I became alternatively very harsh (never more so than when it came to my own person; I almost redefined self-criticism all by myself) and so desperate that I would bend over backwards in three different pretzel shapes just to get someone (anyone, very much including an eclectic and disparate collection of Mr. Real Wrong) to say those words I ached to hear. 

I am not entirely rid of that unfortunate predicament, even though now I find myself in the enviable position of being loved beyond what words can describe by a handful of wonderful souls, including three I made from scratch. Still, insecurity nags. Am I really worth it? Is there a trap? Am I about to lose them and will Mr. Finally At Long Last Right disappear in a puff of glittery smoke like in those cheesy friendly-witch programs? 

(Research note: Was the puff of smoke really glittery? Is it worth checking?) 

Anyway. Maybe insecurity is part of love. Because it makes us feel vulnerable and doesn't let us take anything for granted. Maybe that's how you keep the right kind of love around. Not with constant reminders, but with just enough of an insecure edge that we remember to be nice, say please and thank you, and occasionally remind the objects of our devotion how much they mean to us. Because who knows, maybe they're a little insecure too sometimes. 

It's all good. 

****

This is my stool, and those are my legs. I used to neglect them like crazy and as a result spent a lot of time wobbling or crashing to the ground. But once I was able to stop trying to fit in so much with the responsible adults around me, I was able to sit down properly and keep working, allowing me fully to engage with life like never before, while elegantly avoiding those awful split infinitives. And yes, that feels good. 

L'endroit le plus inconnu que je connais

Cazoul-les-Béziers. Quelque part dans le sud de la France. J’y étais en 1997, en visite avec un ami chez des gens qu’il connaissait.

Leur maison était à Montpellier, si je me rappelle bien. L’ami de mon ami était à l’étranger, mais son épouse et leurs enfants étaient à la maison. L’épouse était d’une grande beauté. Elle venait d’une riche famille touareg, en fait on m’avait qu’elle était jadis princesse et que son mari avait dû l’acheter de son père. J’ignore si c’est vrai, mais j’y ai cru.

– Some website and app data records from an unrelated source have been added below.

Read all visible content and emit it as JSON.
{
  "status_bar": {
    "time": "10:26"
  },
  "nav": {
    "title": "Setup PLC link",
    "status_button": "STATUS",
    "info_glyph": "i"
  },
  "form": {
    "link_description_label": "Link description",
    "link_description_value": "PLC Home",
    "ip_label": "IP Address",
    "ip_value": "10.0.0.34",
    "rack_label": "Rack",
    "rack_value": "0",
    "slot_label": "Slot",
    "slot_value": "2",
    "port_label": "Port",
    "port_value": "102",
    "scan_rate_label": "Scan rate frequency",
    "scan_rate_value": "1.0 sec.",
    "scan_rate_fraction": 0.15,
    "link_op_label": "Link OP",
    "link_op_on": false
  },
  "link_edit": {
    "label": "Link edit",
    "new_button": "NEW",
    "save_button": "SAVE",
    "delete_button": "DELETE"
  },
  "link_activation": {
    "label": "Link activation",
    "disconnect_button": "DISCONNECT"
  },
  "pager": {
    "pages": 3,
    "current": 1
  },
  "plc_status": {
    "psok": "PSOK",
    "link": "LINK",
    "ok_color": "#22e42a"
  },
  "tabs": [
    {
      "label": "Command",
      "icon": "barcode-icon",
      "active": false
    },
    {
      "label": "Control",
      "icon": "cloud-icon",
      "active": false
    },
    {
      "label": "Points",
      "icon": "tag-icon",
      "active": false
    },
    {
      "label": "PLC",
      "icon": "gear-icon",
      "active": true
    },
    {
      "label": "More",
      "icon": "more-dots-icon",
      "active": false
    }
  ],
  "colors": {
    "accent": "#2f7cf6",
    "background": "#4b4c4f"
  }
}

Sa peau était lisse comme un lac sans brise, ses traits suprêmement délicats et sa taille allongée et fine lui donnaient une allure de top modèle, même dans la jeune cinquantaine. Ses enfants étaient remarquablement beaux aussi. Sa fille, en particulier, faisait tourner les têtes partout où elle allait.

Son fils m’a introduite à l’art très compliqué de thé touareg, qui est très fort et très sucré. Un délice.

La famille avait récemment acheté une maison secondaire et on s’est tous empilés dans la petite Renault pour une balade en voiture jusqu’à Cazoul-les-Béziers qui, comme le nom l’indique, est près de Béziers. Si vous ignorez où est Béziers et pourquoi on s’en soucierait, vous n’êtes pas le seul. Il n’y a rien de bien impressionnant dans la région que je me souvienne.

Nous y sommes restés quelques jours. Il n’y avait qu’un seul café à l’époque (enfin, je n’en ai trouvé qu’un), où je me prélassais l’après-midi pour lire un livre et siroter un grand crème. Personne ne m’a adressé la parole. J’étais sans doute trop étrange.

Aujourd’hui, le petit village (“haut en couleur” affirme le site web) compte 5,000 habitants qui seraient tous, j’en suis convaincue, ravis de faire votre connaissance.

Mais pas moi. J’ai déjà donné.